And so, we come to the context of this passage from the Gospel of John for us today. With your indulgence I have a short personal story. A number of years ago in my early thirties I walked through the doors of St Barnabas Anglican Church for the first time. To be honest I was scared and trepidatious and a good part of my mind was saying to myself, “Look, turn around, just pretend you have come to the wrong place and leave now before any more people see you and you make a fool of yourself’. Thankfully another part of my mind was saying, “I have thought this through, God is calling and it is time to answer the call and start the journey – wherever that may lead”. As I came in I was greeted warmly and like all good Anglicans I tried to sit near the back in a place where I would not likely be seen or noticed. I soon realized the church was too small for that. Everyone noticed me and said hello. I said to myself, ‘It’s just one Sunday, I’ll get through it and I can go back to watching football on TV next week’. A voice at the back of the church announced the First hymn and the service started.

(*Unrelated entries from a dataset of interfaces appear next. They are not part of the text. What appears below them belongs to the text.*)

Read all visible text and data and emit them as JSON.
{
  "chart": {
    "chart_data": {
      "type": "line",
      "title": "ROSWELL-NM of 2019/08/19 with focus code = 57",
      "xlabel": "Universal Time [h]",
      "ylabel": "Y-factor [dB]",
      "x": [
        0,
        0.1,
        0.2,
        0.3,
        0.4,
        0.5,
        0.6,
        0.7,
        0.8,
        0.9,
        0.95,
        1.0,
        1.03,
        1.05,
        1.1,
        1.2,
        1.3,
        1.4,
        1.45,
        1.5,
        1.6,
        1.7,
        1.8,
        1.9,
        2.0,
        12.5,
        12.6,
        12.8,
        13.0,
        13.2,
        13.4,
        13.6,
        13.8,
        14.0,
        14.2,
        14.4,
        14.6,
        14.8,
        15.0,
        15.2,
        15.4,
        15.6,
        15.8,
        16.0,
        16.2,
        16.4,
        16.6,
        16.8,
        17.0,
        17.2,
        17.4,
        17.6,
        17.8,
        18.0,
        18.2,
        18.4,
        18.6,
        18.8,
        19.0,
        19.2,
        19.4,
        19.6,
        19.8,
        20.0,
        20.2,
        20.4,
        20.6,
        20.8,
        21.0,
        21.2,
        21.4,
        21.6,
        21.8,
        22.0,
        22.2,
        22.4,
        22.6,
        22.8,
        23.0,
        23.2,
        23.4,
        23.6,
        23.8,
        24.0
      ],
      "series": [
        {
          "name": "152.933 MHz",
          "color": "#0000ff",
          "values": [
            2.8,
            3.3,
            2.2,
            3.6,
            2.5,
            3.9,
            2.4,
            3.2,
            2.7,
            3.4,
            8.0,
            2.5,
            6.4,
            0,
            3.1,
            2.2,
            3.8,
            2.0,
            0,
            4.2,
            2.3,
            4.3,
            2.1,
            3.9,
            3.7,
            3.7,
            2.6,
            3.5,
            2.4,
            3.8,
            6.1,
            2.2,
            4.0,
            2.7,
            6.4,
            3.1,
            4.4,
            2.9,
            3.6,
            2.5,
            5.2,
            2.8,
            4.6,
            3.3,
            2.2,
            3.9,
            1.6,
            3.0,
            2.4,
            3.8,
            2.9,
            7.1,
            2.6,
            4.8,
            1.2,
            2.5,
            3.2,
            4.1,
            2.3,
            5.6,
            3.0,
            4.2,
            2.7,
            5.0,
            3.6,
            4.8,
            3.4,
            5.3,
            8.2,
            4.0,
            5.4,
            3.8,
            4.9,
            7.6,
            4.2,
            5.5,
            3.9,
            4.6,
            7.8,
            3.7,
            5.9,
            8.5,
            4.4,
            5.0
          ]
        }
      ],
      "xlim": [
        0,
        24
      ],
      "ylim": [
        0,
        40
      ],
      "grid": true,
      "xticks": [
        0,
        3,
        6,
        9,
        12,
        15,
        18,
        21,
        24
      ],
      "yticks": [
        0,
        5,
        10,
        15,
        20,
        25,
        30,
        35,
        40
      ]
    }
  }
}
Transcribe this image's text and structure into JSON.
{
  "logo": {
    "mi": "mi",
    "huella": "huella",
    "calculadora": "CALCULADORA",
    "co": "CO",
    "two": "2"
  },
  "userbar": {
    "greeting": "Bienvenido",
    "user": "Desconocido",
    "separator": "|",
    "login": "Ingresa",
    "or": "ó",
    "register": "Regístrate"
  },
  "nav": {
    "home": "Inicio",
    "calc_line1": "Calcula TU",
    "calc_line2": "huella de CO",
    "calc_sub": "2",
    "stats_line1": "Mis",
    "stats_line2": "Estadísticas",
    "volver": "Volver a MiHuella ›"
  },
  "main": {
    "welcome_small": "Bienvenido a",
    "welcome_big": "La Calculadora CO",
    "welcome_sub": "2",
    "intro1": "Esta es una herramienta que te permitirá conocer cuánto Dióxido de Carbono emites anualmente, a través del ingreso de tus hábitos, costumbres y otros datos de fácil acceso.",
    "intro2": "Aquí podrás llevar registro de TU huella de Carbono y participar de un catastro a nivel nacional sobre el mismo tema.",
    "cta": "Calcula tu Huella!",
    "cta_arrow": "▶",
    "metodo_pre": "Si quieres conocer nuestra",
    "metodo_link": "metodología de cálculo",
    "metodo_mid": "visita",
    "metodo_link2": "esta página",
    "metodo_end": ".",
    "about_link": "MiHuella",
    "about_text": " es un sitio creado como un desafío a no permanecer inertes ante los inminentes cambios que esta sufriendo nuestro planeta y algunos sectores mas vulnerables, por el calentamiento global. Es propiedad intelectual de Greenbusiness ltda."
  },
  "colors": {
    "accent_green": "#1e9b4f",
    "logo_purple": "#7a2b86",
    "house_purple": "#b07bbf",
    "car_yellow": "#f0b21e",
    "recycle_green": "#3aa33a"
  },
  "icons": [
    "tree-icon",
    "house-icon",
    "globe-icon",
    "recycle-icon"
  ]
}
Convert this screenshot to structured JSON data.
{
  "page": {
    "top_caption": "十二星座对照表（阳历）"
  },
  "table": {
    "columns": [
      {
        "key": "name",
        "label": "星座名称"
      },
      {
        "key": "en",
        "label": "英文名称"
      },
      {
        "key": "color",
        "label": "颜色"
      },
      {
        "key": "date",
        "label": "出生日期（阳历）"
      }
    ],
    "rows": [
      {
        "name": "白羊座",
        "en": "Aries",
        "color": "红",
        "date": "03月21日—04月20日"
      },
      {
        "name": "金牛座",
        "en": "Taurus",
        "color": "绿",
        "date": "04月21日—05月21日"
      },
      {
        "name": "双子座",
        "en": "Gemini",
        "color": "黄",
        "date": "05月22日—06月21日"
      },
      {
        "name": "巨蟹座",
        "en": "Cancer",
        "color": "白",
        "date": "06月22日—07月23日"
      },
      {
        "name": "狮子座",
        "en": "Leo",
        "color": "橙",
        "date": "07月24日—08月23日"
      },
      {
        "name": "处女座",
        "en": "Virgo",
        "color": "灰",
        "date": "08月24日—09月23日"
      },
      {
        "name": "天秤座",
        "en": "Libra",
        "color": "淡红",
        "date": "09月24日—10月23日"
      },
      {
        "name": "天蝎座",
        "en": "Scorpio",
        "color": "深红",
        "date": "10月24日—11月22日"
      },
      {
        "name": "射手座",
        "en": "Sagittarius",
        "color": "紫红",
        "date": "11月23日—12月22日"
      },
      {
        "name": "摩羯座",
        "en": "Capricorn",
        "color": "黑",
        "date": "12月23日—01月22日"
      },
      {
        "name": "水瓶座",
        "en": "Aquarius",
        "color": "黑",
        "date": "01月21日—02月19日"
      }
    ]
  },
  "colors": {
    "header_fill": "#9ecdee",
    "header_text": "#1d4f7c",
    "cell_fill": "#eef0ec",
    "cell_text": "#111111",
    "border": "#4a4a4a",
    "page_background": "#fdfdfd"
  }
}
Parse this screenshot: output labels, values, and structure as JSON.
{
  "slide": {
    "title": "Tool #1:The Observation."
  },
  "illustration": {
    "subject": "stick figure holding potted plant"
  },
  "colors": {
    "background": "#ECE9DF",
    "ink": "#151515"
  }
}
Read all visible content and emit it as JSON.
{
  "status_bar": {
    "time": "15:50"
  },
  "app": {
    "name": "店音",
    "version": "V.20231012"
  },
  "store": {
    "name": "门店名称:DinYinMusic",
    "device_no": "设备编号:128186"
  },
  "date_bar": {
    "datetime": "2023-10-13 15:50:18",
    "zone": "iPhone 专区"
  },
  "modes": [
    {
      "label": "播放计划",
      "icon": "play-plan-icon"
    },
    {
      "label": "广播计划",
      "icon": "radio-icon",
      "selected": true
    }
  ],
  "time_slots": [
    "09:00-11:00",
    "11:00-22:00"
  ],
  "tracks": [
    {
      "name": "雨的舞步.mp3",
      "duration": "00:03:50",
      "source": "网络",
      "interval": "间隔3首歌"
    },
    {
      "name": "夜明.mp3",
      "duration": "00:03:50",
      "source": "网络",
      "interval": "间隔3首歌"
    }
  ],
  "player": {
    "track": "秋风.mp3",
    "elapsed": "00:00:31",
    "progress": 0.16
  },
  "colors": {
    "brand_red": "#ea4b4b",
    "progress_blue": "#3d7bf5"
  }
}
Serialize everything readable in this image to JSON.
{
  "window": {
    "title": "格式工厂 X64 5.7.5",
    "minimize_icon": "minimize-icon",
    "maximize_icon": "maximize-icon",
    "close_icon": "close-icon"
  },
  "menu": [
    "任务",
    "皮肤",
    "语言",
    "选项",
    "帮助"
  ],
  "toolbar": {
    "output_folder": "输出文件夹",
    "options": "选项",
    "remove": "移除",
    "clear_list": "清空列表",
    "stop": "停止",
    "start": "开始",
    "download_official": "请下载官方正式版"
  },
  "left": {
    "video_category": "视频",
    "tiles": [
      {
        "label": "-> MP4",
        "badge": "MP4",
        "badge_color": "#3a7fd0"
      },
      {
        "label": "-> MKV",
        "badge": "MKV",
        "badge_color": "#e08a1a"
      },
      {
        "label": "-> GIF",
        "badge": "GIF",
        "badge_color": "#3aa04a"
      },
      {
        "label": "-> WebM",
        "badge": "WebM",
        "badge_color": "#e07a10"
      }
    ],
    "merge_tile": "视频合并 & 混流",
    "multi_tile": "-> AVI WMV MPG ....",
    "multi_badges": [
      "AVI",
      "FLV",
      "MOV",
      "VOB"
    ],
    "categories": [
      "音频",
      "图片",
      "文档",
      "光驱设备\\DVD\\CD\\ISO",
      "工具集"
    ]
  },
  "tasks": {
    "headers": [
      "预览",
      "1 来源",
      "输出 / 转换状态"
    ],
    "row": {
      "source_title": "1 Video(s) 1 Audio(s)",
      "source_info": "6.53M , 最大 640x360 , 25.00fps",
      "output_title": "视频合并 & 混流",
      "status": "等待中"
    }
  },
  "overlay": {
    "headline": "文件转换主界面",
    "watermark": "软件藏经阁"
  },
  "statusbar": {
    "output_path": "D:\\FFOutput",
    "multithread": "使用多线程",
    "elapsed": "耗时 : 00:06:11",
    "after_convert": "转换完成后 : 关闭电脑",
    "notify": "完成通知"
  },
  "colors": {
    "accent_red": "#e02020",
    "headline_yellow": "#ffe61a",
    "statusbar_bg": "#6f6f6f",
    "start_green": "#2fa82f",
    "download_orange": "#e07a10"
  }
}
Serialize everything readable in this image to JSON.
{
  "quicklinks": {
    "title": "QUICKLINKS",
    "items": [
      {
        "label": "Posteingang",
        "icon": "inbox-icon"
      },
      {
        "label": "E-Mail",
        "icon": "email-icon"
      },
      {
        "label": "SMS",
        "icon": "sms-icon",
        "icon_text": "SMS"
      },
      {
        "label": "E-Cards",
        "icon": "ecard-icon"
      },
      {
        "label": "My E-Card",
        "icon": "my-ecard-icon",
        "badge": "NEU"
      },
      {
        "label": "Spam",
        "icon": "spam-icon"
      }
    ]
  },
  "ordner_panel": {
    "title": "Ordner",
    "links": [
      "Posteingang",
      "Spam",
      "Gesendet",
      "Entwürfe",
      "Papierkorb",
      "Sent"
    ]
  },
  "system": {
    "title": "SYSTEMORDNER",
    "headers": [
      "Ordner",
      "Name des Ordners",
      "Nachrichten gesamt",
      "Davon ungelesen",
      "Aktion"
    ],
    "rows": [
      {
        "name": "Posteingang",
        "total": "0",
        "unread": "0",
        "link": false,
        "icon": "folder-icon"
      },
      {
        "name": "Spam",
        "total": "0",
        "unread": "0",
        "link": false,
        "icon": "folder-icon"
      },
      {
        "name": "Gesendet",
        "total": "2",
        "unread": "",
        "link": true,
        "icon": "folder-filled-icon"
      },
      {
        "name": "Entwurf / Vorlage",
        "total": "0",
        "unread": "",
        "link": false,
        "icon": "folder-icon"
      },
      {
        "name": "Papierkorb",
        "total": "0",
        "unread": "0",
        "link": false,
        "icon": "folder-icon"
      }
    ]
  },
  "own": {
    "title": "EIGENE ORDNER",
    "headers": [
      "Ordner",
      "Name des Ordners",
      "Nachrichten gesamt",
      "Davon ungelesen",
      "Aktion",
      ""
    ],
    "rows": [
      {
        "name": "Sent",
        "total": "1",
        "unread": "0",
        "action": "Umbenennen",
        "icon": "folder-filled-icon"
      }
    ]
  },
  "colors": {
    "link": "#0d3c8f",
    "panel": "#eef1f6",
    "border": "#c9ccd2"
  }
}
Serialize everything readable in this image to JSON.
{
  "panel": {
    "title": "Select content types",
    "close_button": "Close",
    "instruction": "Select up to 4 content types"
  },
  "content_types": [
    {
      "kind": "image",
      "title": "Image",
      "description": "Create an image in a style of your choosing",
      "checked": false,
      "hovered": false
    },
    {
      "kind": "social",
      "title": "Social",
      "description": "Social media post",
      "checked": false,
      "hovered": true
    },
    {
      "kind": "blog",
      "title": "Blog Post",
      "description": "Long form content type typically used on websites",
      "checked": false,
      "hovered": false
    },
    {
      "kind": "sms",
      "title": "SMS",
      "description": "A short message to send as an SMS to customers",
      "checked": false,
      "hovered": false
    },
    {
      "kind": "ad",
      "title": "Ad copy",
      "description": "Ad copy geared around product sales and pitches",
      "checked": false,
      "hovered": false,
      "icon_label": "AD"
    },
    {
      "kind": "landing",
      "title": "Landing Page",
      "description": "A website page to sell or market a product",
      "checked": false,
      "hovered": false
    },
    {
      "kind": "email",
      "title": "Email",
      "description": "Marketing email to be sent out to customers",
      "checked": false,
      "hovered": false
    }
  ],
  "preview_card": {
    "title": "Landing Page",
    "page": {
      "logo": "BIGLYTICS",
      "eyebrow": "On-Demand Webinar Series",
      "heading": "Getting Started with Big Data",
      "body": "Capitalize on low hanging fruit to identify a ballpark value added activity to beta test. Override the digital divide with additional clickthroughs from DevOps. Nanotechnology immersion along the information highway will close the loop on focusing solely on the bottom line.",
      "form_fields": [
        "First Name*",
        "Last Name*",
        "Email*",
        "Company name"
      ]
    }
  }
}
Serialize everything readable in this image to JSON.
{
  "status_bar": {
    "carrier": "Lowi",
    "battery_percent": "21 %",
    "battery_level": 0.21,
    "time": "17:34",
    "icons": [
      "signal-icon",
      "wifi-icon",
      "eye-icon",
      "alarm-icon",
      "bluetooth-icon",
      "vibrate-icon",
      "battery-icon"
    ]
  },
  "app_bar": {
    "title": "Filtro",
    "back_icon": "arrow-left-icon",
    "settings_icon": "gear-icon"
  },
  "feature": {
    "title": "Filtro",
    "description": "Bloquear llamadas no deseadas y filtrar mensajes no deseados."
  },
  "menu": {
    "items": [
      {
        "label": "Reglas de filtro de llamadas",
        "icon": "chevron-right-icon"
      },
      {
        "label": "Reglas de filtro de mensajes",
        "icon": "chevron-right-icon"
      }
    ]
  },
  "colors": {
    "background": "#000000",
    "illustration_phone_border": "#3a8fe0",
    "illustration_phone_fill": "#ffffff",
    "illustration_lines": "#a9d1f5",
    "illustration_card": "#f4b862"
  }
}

The procession was simple, just a crucifer and the Priest and the hymn was being played beautifully, but on a piano that I could tell was slightly out of tune. The hymn being played was Come And Journey With A Saviour. The service was sincere and elegant and by the time we got to communion I knew I had found a new home. I left that Sunday with a joy I had not experienced before, it was the joy of knowing that God loved me from within. I left that Sunday and even if in a small way I was changed – I was empowered to begin my journey and it felt so incredibly good. I felt and experienced the power of God working within me and I felt it in that first procession with that one crucifer, one priest and a hymn being played on a slightly out of tune piano. I was empowered by the love of God and that church community allowed me to envision a whole new future.

That future for me included service for the love of God and for the love of all others. And it has been my experience that in all the work that I have done for God and for others, there is real joy. When we realize and authentically include God’s love for us into our lives we cannot help but to be empowered to do what is right for others and for the earth and in that ministry, whatever it may be, we find joy and that is the joy that makes us complete. The synchronicity of this plan has God’s imprint all over it, and its beauty and life giving nature of personal joy and fulfillment through service to others takes always my breath away. May God through Her love empower all of us, and may St John’s continue to be a community that abides in God’s love and feeds people on their journey of joy. For all of that we are grateful and give our thanks. Amen.  

The Rev. Patrick Blaney